CONAN: And then the moment when you finally approached shore.
Ms. SPOTZ: Well, I started rowing in at night. So it started as a soft glow on the horizon, and then that turned into lights. And by morning, I could start to see buildings and palm trees. But for an adventure like this, I didn't want to get too ahead of myself. The final bit is often the most difficult, so I wasn't really allowing myself to get excited until my feet were planted on solid ground once again.
CONAN: And was your navigation all right? Did you land where you expected to?
Ms. SPOTZ: Well, on the coast of South America, there is a really strong current.
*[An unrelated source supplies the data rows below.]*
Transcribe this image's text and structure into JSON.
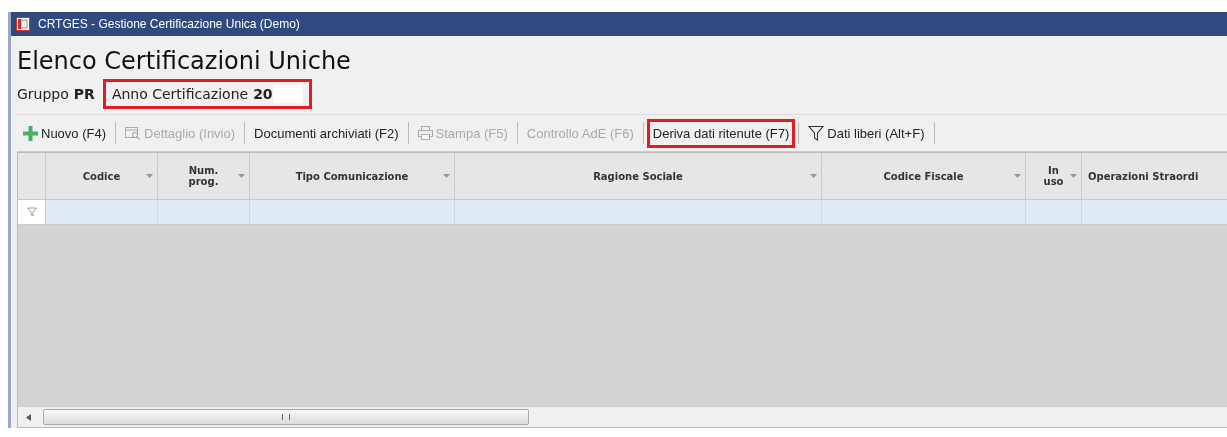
{
  "window": {
    "title": "CRTGES - Gestione Certificazione Unica  (Demo)"
  },
  "heading": "Elenco Certificazioni Uniche",
  "group": {
    "label": "Gruppo",
    "value": "PR"
  },
  "year": {
    "label": "Anno Certificazione",
    "value": "20",
    "highlighted": true
  },
  "toolbar": [
    {
      "label": "Nuovo (F4)",
      "kind": "plus",
      "disabled": false,
      "highlighted": false
    },
    {
      "label": "Dettaglio (Invio)",
      "kind": "detail",
      "disabled": true,
      "highlighted": false
    },
    {
      "label": "Documenti archiviati (F2)",
      "kind": "text",
      "disabled": false,
      "highlighted": false
    },
    {
      "label": "Stampa (F5)",
      "kind": "print",
      "disabled": true,
      "highlighted": false
    },
    {
      "label": "Controllo AdE (F6)",
      "kind": "text",
      "disabled": true,
      "highlighted": false
    },
    {
      "label": "Deriva dati ritenute (F7)",
      "kind": "text",
      "disabled": false,
      "highlighted": true
    },
    {
      "label": "Dati liberi (Alt+F)",
      "kind": "filter",
      "disabled": false,
      "highlighted": false
    }
  ],
  "table": {
    "columns": [
      {
        "label": "Codice",
        "dropdown": true
      },
      {
        "label": "Num. prog.",
        "dropdown": true
      },
      {
        "label": "Tipo Comunicazione",
        "dropdown": true
      },
      {
        "label": "Ragione Sociale",
        "dropdown": true
      },
      {
        "label": "Codice Fiscale",
        "dropdown": true
      },
      {
        "label": "In uso",
        "dropdown": true
      },
      {
        "label": "Operazioni Straordi",
        "dropdown": false
      }
    ]
  }
}
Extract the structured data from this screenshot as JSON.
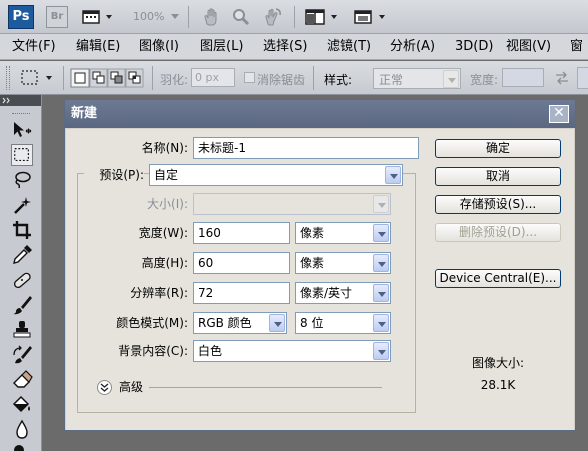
{
  "app": {
    "logo": "Ps",
    "bridge_logo": "Br",
    "zoom_level": "100%"
  },
  "menu": {
    "items": [
      "文件(F)",
      "编辑(E)",
      "图像(I)",
      "图层(L)",
      "选择(S)",
      "滤镜(T)",
      "分析(A)",
      "3D(D)",
      "视图(V)",
      "窗"
    ]
  },
  "options": {
    "feather_label": "羽化:",
    "feather_value": "0 px",
    "antialias_label": "消除锯齿",
    "style_label": "样式:",
    "style_value": "正常",
    "width_label": "宽度:"
  },
  "dialog": {
    "title": "新建",
    "name_label": "名称(N):",
    "name_value": "未标题-1",
    "preset_label": "预设(P):",
    "preset_value": "自定",
    "size_label": "大小(I):",
    "size_value": "",
    "width_label": "宽度(W):",
    "width_value": "160",
    "width_unit": "像素",
    "height_label": "高度(H):",
    "height_value": "60",
    "height_unit": "像素",
    "resolution_label": "分辨率(R):",
    "resolution_value": "72",
    "resolution_unit": "像素/英寸",
    "color_mode_label": "颜色模式(M):",
    "color_mode_value": "RGB 颜色",
    "bit_depth_value": "8 位",
    "background_label": "背景内容(C):",
    "background_value": "白色",
    "advanced_label": "高级",
    "ok_button": "确定",
    "cancel_button": "取消",
    "save_preset_button": "存储预设(S)...",
    "delete_preset_button": "删除预设(D)...",
    "device_central_button": "Device Central(E)...",
    "image_size_label": "图像大小:",
    "image_size_value": "28.1K"
  },
  "colors": {
    "dialog_title_bg": "#5a6781",
    "button_border": "#003c74",
    "field_border": "#7f9db9",
    "ps_logo_bg": "#1e5b9e"
  },
  "icons": {
    "toolbar": [
      "hand-icon",
      "zoom-icon",
      "rotate-view-icon",
      "arrange-documents-icon",
      "screen-mode-icon",
      "document-layout-icon"
    ],
    "tools": [
      "move-icon",
      "marquee-icon",
      "lasso-icon",
      "magic-wand-icon",
      "crop-icon",
      "eyedropper-icon",
      "healing-brush-icon",
      "brush-icon",
      "clone-stamp-icon",
      "history-brush-icon",
      "eraser-icon",
      "paint-bucket-icon",
      "blur-icon",
      "dodge-icon"
    ]
  }
}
And I knew this beforehand, but I had strong winds, so I had some really turbulent waters, 20-foot waves, and several times I thought my boat would capsize. I wanted to land in Cayenne, but if I approached Cayenne, I would likely need a tow for the last 10 miles. So I wanted to do it under my own steam, and ended up rowing two countries over to ensure a safe arrival that I wouldn't need assistance of any sort for a tow.
CONAN: Just two countries over, no big deal.
Ms. SPOTZ: Just 10 more days, 400 miles, you know?
(Soundbite of laughter)
CONAN: Katie, again, congratulations.
Ms. SPOTZ: Thank you so much.
CONAN: And thanks for talking with us.
Ms. SPOTZ: No problem.
CONAN: Katie Spotz, 22 years old, just became the youngest person ever to row solo across an ocean, and joined us on the phone from her home in Ohio.
Before we go, a correction: While talking about whether textbooks lean left or right, I mentioned that the Tulsa race riots happened in 1923 -I was wrong, the caller was right. The Tulsa riots occurred in 1921. Our thanks to Nils Hagen Jr.(ph) for the correction.
If you have comments, questions or corrections for us, the best way to reach us is by email. The address is firstname.lastname@example.org. Please let us know where you're writing from and give us some help on how to pronounce your name.
NPR transcripts are created on a rush deadline by a contractor for NPR, and accuracy and availability may vary. This text may not be in its final form and may be updated or revised in the future. Please be aware that the authoritative record of NPR's programming is the audio.